When it comes to tree-planting, where your plant is as important as whether you plant, and how many saplings take root. An innovative data project from the North of England shows us, in handy traffic-light coding, how we can all plant smarter.
Plant a tree and save the planet; or so we’re told. Well you might be surprised to discover that not all tree planting is good tree planting. A tree planted in the wrong location can block watercourses or provide a wider vantage for predators of endangered species; it can even, in the case of tree-planting in ancient moor and peatlands, release carbon deposits that have safely been stored in the soil for decades, or longer.

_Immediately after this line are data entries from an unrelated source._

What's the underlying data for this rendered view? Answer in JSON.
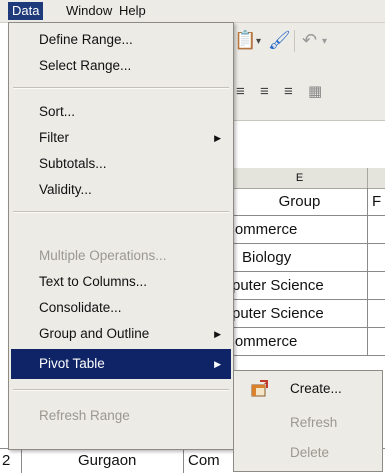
{
  "menubar": {
    "items": [
      {
        "label": "Data",
        "active": true
      },
      {
        "label": "Window"
      },
      {
        "label": "Help"
      }
    ]
  },
  "toolbar": {
    "icons": [
      "clipboard-icon",
      "chevron-down-icon",
      "paintbrush-icon",
      "undo-icon",
      "chevron-down-icon",
      "align-center-icon",
      "align-right-icon",
      "align-justify-icon",
      "table-icon"
    ]
  },
  "sheet": {
    "column_headers": [
      "E",
      ""
    ],
    "rows": [
      [
        "Group",
        "F"
      ],
      [
        "Commerce",
        ""
      ],
      [
        "Biology",
        ""
      ],
      [
        "puter Science",
        ""
      ],
      [
        "puter Science",
        ""
      ],
      [
        "Commerce",
        ""
      ]
    ],
    "bottom_row": [
      "2",
      "Gurgaon",
      "Com"
    ]
  },
  "data_menu": {
    "items": [
      {
        "label": "Define Range...",
        "enabled": true
      },
      {
        "label": "Select Range...",
        "enabled": true
      },
      {
        "label": "Sort...",
        "enabled": true
      },
      {
        "label": "Filter",
        "enabled": true,
        "submenu": true
      },
      {
        "label": "Subtotals...",
        "enabled": true
      },
      {
        "label": "Validity...",
        "enabled": true
      },
      {
        "label": "Multiple Operations...",
        "enabled": false
      },
      {
        "label": "Text to Columns...",
        "enabled": true
      },
      {
        "label": "Consolidate...",
        "enabled": true
      },
      {
        "label": "Group and Outline",
        "enabled": true,
        "submenu": true
      },
      {
        "label": "Pivot Table",
        "enabled": true,
        "submenu": true,
        "highlighted": true
      },
      {
        "label": "Refresh Range",
        "enabled": false
      }
    ]
  },
  "pivot_submenu": {
    "items": [
      {
        "label": "Create...",
        "enabled": true
      },
      {
        "label": "Refresh",
        "enabled": false
      },
      {
        "label": "Delete",
        "enabled": false
      }
    ]
  },
  "colors": {
    "menu_bg": "#ecebe6",
    "highlight": "#0e2466",
    "disabled_text": "#9a9890"
  }
}
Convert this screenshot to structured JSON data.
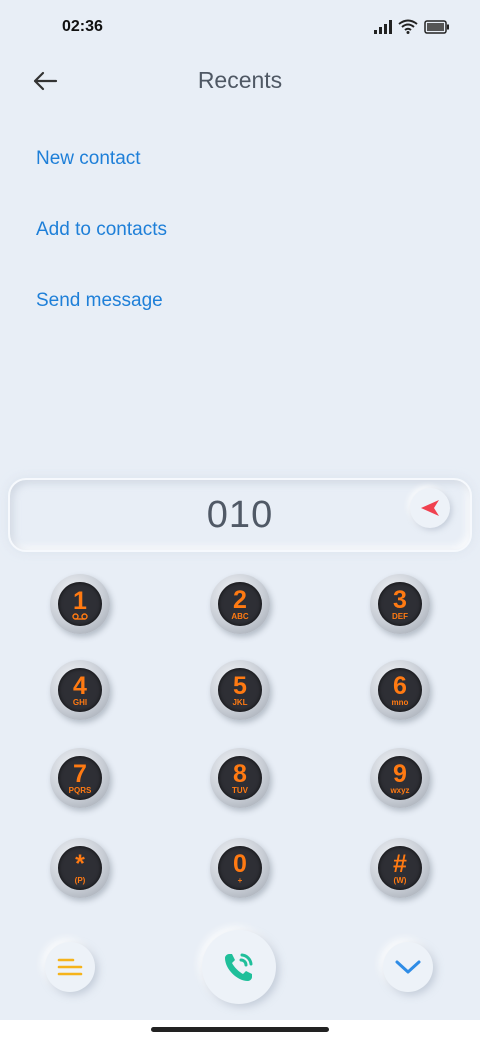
{
  "status_bar": {
    "time": "02:36",
    "icons": [
      "signal-icon",
      "wifi-icon",
      "battery-icon"
    ]
  },
  "header": {
    "title": "Recents",
    "back_icon": "arrow-left-icon"
  },
  "actions": {
    "new_contact": "New contact",
    "add_to_contacts": "Add to contacts",
    "send_message": "Send message"
  },
  "dialer": {
    "number": "010",
    "backspace_icon": "backspace-icon",
    "keys": [
      {
        "digit": "1",
        "letters": "",
        "icon": "voicemail-icon"
      },
      {
        "digit": "2",
        "letters": "ABC"
      },
      {
        "digit": "3",
        "letters": "DEF"
      },
      {
        "digit": "4",
        "letters": "GHI"
      },
      {
        "digit": "5",
        "letters": "JKL"
      },
      {
        "digit": "6",
        "letters": "mno"
      },
      {
        "digit": "7",
        "letters": "PQRS"
      },
      {
        "digit": "8",
        "letters": "TUV"
      },
      {
        "digit": "9",
        "letters": "wxyz"
      },
      {
        "digit": "*",
        "letters": "(P)"
      },
      {
        "digit": "0",
        "letters": "+"
      },
      {
        "digit": "#",
        "letters": "(W)"
      }
    ]
  },
  "bottom_bar": {
    "menu_icon": "menu-icon",
    "call_icon": "phone-call-icon",
    "collapse_icon": "chevron-down-icon"
  },
  "colors": {
    "background": "#e8eef6",
    "link": "#1e7fd8",
    "key_text": "#ff7a12",
    "call": "#1fbf9a",
    "backspace": "#f0404f",
    "menu": "#f5b31b",
    "chevron": "#2e8ce6"
  }
}
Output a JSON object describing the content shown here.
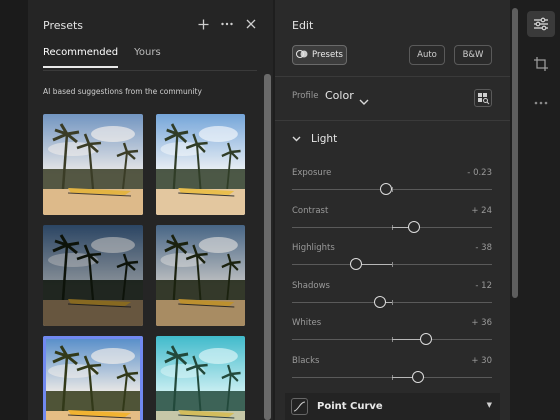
{
  "presets_panel": {
    "title": "Presets",
    "icons": [
      "add-icon",
      "more-icon",
      "close-icon"
    ],
    "tabs": [
      {
        "label": "Recommended",
        "active": true
      },
      {
        "label": "Yours",
        "active": false
      }
    ],
    "ai_note": "AI based suggestions from the community",
    "thumbnails": [
      {
        "name": "preset-thumb-1",
        "tone": "warm",
        "selected": false
      },
      {
        "name": "preset-thumb-2",
        "tone": "bright",
        "selected": false
      },
      {
        "name": "preset-thumb-3",
        "tone": "dark",
        "selected": false
      },
      {
        "name": "preset-thumb-4",
        "tone": "moody",
        "selected": false
      },
      {
        "name": "preset-thumb-5",
        "tone": "vivid",
        "selected": true
      },
      {
        "name": "preset-thumb-6",
        "tone": "cyan",
        "selected": false
      }
    ],
    "selection_color": "#7189f0"
  },
  "edit_panel": {
    "title": "Edit",
    "buttons": {
      "presets": "Presets",
      "auto": "Auto",
      "bw": "B&W"
    },
    "profile_label": "Profile",
    "profile_value": "Color",
    "section": "Light",
    "sliders": [
      {
        "label": "Exposure",
        "value_text": "- 0.23",
        "position": 0.47
      },
      {
        "label": "Contrast",
        "value_text": "+ 24",
        "position": 0.61
      },
      {
        "label": "Highlights",
        "value_text": "- 38",
        "position": 0.32
      },
      {
        "label": "Shadows",
        "value_text": "- 12",
        "position": 0.44
      },
      {
        "label": "Whites",
        "value_text": "+ 36",
        "position": 0.67
      },
      {
        "label": "Blacks",
        "value_text": "+ 30",
        "position": 0.63
      }
    ],
    "point_curve_label": "Point Curve"
  },
  "toolbar": {
    "items": [
      "adjust-icon",
      "crop-icon",
      "more-icon"
    ],
    "active": "adjust-icon"
  }
}
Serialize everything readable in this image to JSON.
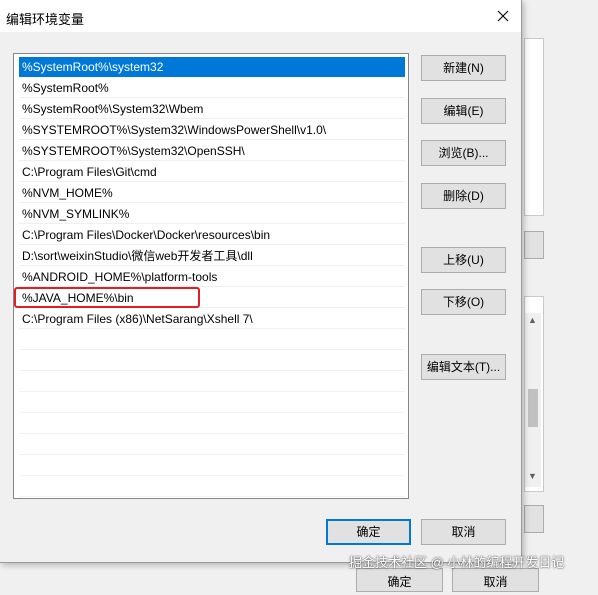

“It’s about planting the right trees in the right location to maximise environmental benefits,” says Alice Crosby, Project Officer of a smart tree-planting project in Nidderdale in the Yorkshire Dales, funded by British conservation charity the Woodland Trust. “An example of good planting would be around existing woodlands to create a new space for wildlife to expand their habitats. Poor planting would be in important habitats such as our heathland and moorlands, which already support rare species and contribute significantly to the UK’s targets for carbon sequestration.” In Nidderdale, bad planting has historically opened species of wading birds, such as the endangered curlew, to predation.
With around eight percent tree cover, Nidderdale is typical of British regions in having undergone historical waves of deforestation followed, after the 20th century’s two World Wars, by a programme of replanting of commercial woods such as conifers; with British fuel security, rather than conservation, in view. More recently, tree planting in the region was on landowners’ instigation, with local authorities only stepping in when these projects were on a large scale.
The idea with Nidderdale’s digital Woodland Opportunity Map says Nidderdale Biodiversity Officer Kelly Harmar, is to “flip that process and make it much less passive”. With 70 different factors accounted for, and data drawn from everywhere from grassroots volunteers taking soil samples to Google metrics, the accessible, traffic-light coded online map means Nidderdale can approach landowners, such as private utilities company Yorkshire Water, with the argument for tree-planting in a given spot.
This is where Crosby comes in, her remit being to approach landowners with data on where to plant, as well as advice on how to best withstand the exposed conditions of the Dales. Thanks to hymenoscyphus fraxineus, a chronic fungal disease that’s killing ash trees across the European continent, ash cannot be planted. Beeches, poorly suited to the exposed conditions of the Dales, are overplanted too. Instead Crosby often advises landowners to plant hardy varietals such as the downy birch.
“The idea is to combat climate change but also make the landscape more resilient, meaning that wildlife can thrive and move around more as it’s not impeded by poor tree planting,” Crosby explains.
The beauty of the map’s layered data is that it captures information across the seasons. “If you visit a spot during winter tree-planting season, for example, you wouldn’t know that migratory birds arrive there in summer,” Harmar adds. “A tool like this, that looks at historical data over a number of years, can tease out the sites where ecosystems might be most at risk.”
The team claims that Scandinavian countries such as Finland, with its 60 percent tree cover, much of which is ancient woodland, are their inspiration. Crosby is also documenting the patches of tree cover which are formed of ancient woodland, which has thrived on the same spot for millennia and is host to a range of ancient flora and fauna, including rare fungi, wild garlic and May-blooming bluebell fields. Surprisingly, the locations of these ancient habitats are poorly recorded, even in national archives.
With many of Nidderdale’s mid-war conifer woods approaching their 80-year harvest time, the plan is to replant hardy native species to 12 percent regional forest cover in the next decade, says Harmar. The Woodland Opportunity Map is a big part of this strategy and is being received well. “We only launched the map in October, but the landowners are responding positively and discussing where we might site trees in the next winter planting season,” Crosby says. The project, of course, is only effective if it inspires landowners to plant trees.
Beyond the arguments from data, the team’s loftier hope is to restore Britain’s woodland culture. “British people used to be woodland people and I think we’re rediscovering what we always knew: that forests are great for the planet, but also essential for our mental and physical health,” Crosby says, adding that her favourite forested spot is Hack Fall, where Victorian follies peep between ancient boughs.
Author: The India Story Agency for Sacred Groves
Images Credit: Nidderdale AONB Autumn Colours by David Tolcher
Did you enjoy this article?
Share with friends to inspire positive action.